As of 2018, the County is implementing a three-phase redevelopment project (*Construction: August 2019 – January 2021) to rejuvenate the downtown as a cultural district. A consortium of local arts and culture champions has recognized this as an opportunity to highlight Wailuku’s identity and heritage through art, but the political will to support the arts when balancing a multitude of priorities has been fickle. While the modest plantation culture pervades, the NEA’s support of the Small Town, Big Art pilot arts project creates an enormous opportunity to prove the return on investment in the arts across multiple sectors.
The goal of these short-term public art projects is to promote the unique history, culture and community of Wailuku Town by highlighting the contemporary art community with a unique and diverse platform for artists to execute and display original artwork.
Project Information: Artists will apply for the opportunity to develop a project for Small Town, Big Art (March 2019). Once selected as a finalist and placed on contract, the artist or artist team will begin Project Development (March – June 2019) with the guidance of the Small Town, Big Art coordinator and Hale Hō'ikeʻike at the Bailey House/ Maui Historical Society staff, as necessary. This process will result in a project proposal that will contain a project timeline, a detailed budget, project renderings or other visual examples, and a project description; during this process, the Wailuku project location will be finalized.
● Artists will be required to provide all tools, equipment, technology, knowledge and labor necessary to successfully execute the proposed project.
● For specific projects, such as murals or installations, it is at the discretion of the County to confirm or assign a location.
● Projects are meant develop and promote the unique history, culture and community of Wailuku Town.
● All projects will be professionally documented through both video and photo recording. The County shall retain ownership of the video and photo documentation and may choose to promote or display the work publicly, at a later date. Artists shall retain ownership of the copyright of the works.
Space: Determined during the Project Development stage (Mar - Jun 2019), art spaces may include the Wailuku Civic Complex fenced-off build zone (encompassing 68 acres) and neighboring business façades as canvas for murals or green walls (plant-based art installations), sidewalks, crosswalks, and a brick plaza. Artists will create public art (e.g. visual, film, dance, music, hula). Hale Hō'ikeʻike at the Bailey House/ Maui Historical Society-driven Small Town, Big Art signage will connect each space to the hosted art form.
1. Artist Statement (letter of intent/ "why you're doing this”): Text Box
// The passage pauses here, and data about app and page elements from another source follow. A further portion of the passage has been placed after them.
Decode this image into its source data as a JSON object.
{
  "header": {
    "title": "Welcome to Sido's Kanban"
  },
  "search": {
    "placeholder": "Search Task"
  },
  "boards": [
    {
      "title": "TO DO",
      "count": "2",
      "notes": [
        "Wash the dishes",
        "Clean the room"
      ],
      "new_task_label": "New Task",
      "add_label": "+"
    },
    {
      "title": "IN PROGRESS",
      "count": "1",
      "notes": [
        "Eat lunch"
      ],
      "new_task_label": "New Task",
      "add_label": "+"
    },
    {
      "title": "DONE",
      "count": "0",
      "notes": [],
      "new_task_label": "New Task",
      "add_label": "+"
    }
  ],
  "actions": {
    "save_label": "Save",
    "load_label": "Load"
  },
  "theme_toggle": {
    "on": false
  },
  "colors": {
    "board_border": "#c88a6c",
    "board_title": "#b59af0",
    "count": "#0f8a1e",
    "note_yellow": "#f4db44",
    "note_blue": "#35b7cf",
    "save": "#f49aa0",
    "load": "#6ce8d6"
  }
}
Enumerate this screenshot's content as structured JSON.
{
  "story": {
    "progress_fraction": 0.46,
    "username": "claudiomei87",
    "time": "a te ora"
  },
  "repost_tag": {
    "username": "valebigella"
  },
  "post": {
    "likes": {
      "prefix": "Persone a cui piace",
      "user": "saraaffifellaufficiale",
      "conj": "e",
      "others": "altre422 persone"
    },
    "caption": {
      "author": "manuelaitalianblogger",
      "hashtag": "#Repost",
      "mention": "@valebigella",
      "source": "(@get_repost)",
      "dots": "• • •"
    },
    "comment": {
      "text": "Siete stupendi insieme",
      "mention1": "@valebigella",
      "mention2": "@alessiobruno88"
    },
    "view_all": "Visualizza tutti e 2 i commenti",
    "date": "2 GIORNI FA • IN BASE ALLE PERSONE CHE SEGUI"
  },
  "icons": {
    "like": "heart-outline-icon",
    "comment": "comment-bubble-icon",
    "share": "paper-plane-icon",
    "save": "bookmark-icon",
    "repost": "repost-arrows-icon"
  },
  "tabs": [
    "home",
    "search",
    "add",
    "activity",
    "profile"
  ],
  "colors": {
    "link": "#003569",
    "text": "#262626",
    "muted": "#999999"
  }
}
2. Bio: Text Box
3. Budget (from $100 - $15,000 max): File Upload
4. Project Description ("how you'll do it"): Text Box
5. Resume: File Upload
6. Work samples (max = 10 images at 5 MB, for a total of 50 MB; 5 audio at 10 MB for a total of 50 MB; 5 videos at 100 MB, for a total of 500 MB) Total max of any application: 600 MB) of your past work, current work, and/or images of the proposed project which demonstrate your ability to meet the defined project opportunity.